- Opening Delimiter -

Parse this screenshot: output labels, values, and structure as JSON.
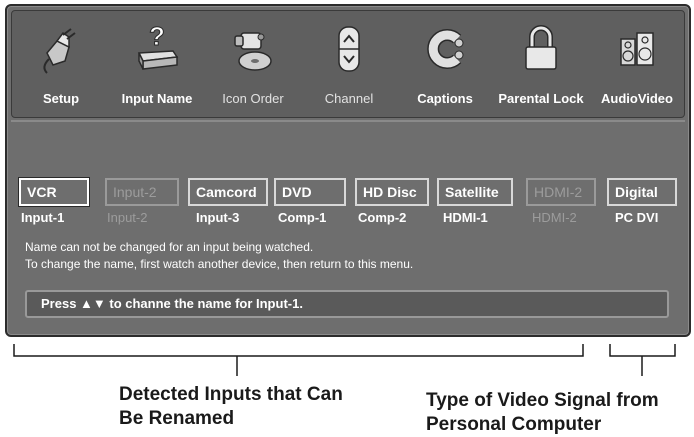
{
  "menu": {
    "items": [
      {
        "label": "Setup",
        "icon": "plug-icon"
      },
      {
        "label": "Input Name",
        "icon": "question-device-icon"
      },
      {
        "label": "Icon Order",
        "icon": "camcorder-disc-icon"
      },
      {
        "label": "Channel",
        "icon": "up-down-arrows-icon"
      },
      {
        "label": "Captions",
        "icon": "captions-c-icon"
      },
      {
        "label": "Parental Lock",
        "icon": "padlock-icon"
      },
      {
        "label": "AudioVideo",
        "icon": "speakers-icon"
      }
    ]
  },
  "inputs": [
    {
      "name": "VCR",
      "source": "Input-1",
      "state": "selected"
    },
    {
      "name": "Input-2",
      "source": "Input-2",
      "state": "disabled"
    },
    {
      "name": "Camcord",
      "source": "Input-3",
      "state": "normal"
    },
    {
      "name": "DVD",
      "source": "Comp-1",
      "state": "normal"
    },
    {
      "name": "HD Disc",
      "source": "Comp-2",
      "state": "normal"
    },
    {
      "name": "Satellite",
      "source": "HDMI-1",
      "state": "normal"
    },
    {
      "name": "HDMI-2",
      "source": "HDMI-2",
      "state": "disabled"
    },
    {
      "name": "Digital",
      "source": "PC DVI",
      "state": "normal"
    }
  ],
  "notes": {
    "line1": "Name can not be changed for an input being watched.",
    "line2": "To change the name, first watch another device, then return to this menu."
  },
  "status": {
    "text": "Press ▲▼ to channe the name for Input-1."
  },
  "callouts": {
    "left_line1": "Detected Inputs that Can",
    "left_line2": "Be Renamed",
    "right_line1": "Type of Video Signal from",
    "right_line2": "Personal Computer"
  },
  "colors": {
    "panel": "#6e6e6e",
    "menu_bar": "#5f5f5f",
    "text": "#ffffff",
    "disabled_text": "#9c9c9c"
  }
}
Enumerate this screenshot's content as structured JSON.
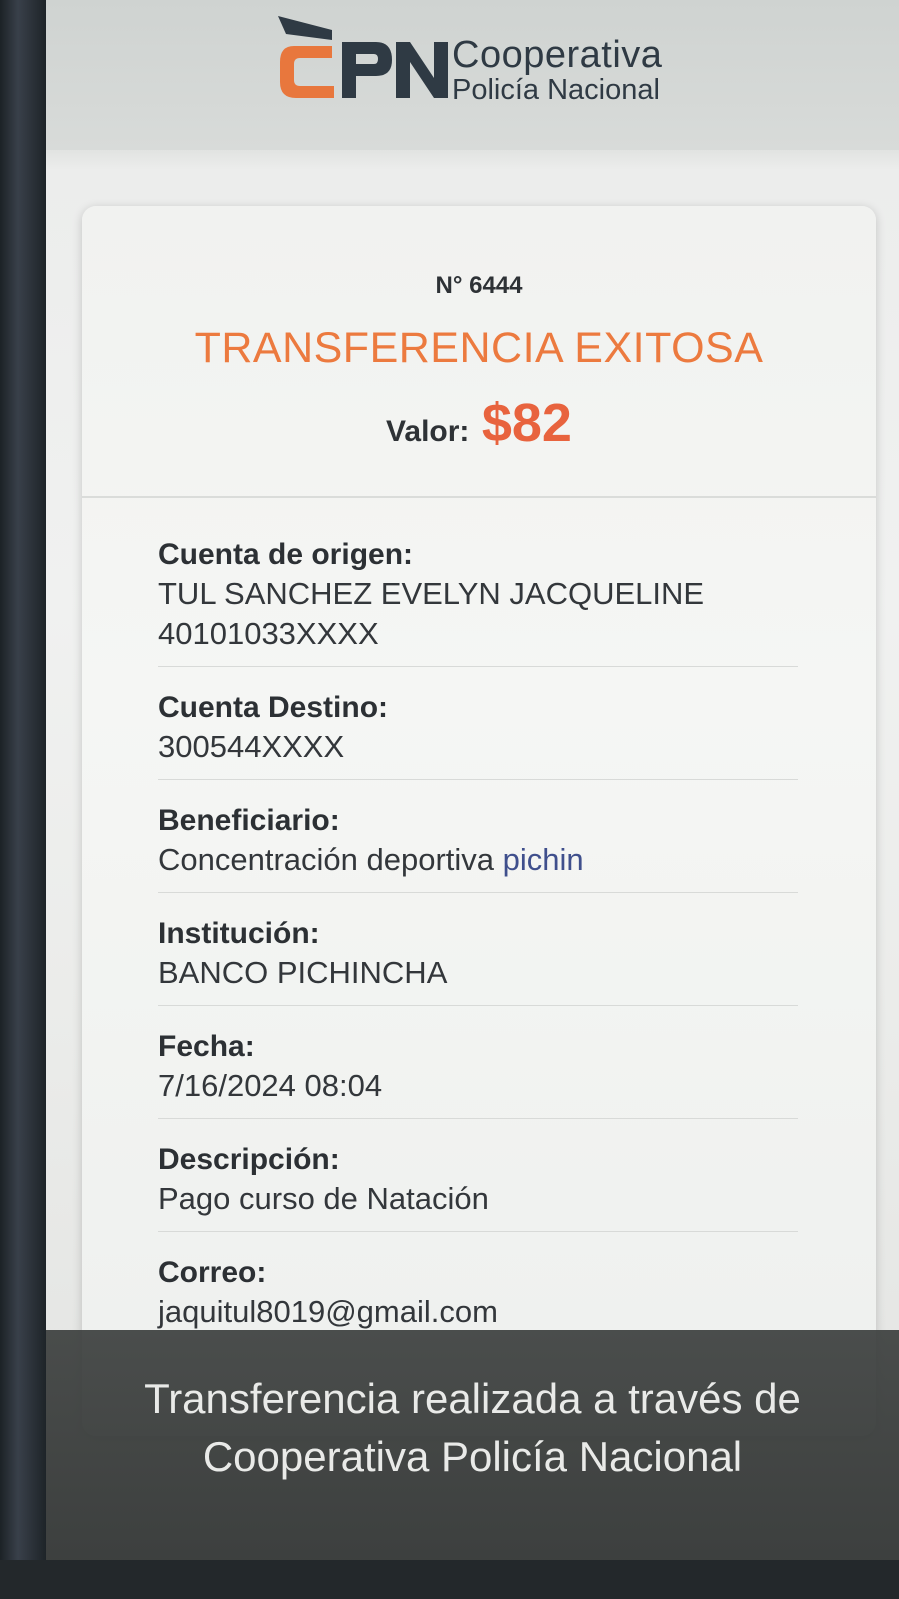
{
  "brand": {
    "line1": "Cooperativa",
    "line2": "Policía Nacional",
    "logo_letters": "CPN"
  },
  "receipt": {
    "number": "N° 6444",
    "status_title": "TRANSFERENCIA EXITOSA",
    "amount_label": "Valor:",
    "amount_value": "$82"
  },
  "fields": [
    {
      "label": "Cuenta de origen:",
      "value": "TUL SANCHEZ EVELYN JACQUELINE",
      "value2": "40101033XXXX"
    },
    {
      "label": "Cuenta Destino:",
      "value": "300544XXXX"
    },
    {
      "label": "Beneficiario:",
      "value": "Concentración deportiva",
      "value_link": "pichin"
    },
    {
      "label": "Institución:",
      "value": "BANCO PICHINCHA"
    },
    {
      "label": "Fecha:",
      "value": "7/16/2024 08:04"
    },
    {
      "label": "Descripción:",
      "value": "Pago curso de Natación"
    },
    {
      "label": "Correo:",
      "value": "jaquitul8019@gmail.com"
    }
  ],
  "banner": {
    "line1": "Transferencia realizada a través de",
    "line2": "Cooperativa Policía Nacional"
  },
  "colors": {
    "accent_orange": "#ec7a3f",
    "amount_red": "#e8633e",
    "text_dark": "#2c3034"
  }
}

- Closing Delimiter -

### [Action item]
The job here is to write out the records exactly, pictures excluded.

### [Answer section]
Parse this screenshot: output labels, values, and structure as JSON.
{
  "menu": {
    "items": [
      {
        "label": "Setup",
        "icon": "plug-icon"
      },
      {
        "label": "Input Name",
        "icon": "question-device-icon"
      },
      {
        "label": "Icon Order",
        "icon": "camcorder-disc-icon"
      },
      {
        "label": "Channel",
        "icon": "up-down-arrows-icon"
      },
      {
        "label": "Captions",
        "icon": "captions-c-icon"
      },
      {
        "label": "Parental Lock",
        "icon": "padlock-icon"
      },
      {
        "label": "AudioVideo",
        "icon": "speakers-icon"
      }
    ]
  },
  "inputs": [
    {
      "name": "VCR",
      "source": "Input-1",
      "state": "selected"
    },
    {
      "name": "Input-2",
      "source": "Input-2",
      "state": "disabled"
    },
    {
      "name": "Camcord",
      "source": "Input-3",
      "state": "normal"
    },
    {
      "name": "DVD",
      "source": "Comp-1",
      "state": "normal"
    },
    {
      "name": "HD Disc",
      "source": "Comp-2",
      "state": "normal"
    },
    {
      "name": "Satellite",
      "source": "HDMI-1",
      "state": "normal"
    },
    {
      "name": "HDMI-2",
      "source": "HDMI-2",
      "state": "disabled"
    },
    {
      "name": "Digital",
      "source": "PC DVI",
      "state": "normal"
    }
  ],
  "notes": {
    "line1": "Name can not be changed for an input being watched.",
    "line2": "To change the name, first watch another device, then return to this menu."
  },
  "status": {
    "text": "Press ▲▼ to channe the name for Input-1."
  },
  "callouts": {
    "left_line1": "Detected Inputs that Can",
    "left_line2": "Be Renamed",
    "right_line1": "Type of Video Signal from",
    "right_line2": "Personal Computer"
  },
  "colors": {
    "panel": "#6e6e6e",
    "menu_bar": "#5f5f5f",
    "text": "#ffffff",
    "disabled_text": "#9c9c9c"
  }
}
Enumerate this screenshot's content as structured JSON.
{
  "brand": {
    "line1": "Cooperativa",
    "line2": "Policía Nacional",
    "logo_letters": "CPN"
  },
  "receipt": {
    "number": "N° 6444",
    "status_title": "TRANSFERENCIA EXITOSA",
    "amount_label": "Valor:",
    "amount_value": "$82"
  },
  "fields": [
    {
      "label": "Cuenta de origen:",
      "value": "TUL SANCHEZ EVELYN JACQUELINE",
      "value2": "40101033XXXX"
    },
    {
      "label": "Cuenta Destino:",
      "value": "300544XXXX"
    },
    {
      "label": "Beneficiario:",
      "value": "Concentración deportiva",
      "value_link": "pichin"
    },
    {
      "label": "Institución:",
      "value": "BANCO PICHINCHA"
    },
    {
      "label": "Fecha:",
      "value": "7/16/2024 08:04"
    },
    {
      "label": "Descripción:",
      "value": "Pago curso de Natación"
    },
    {
      "label": "Correo:",
      "value": "jaquitul8019@gmail.com"
    }
  ],
  "banner": {
    "line1": "Transferencia realizada a través de",
    "line2": "Cooperativa Policía Nacional"
  },
  "colors": {
    "accent_orange": "#ec7a3f",
    "amount_red": "#e8633e",
    "text_dark": "#2c3034"
  }
}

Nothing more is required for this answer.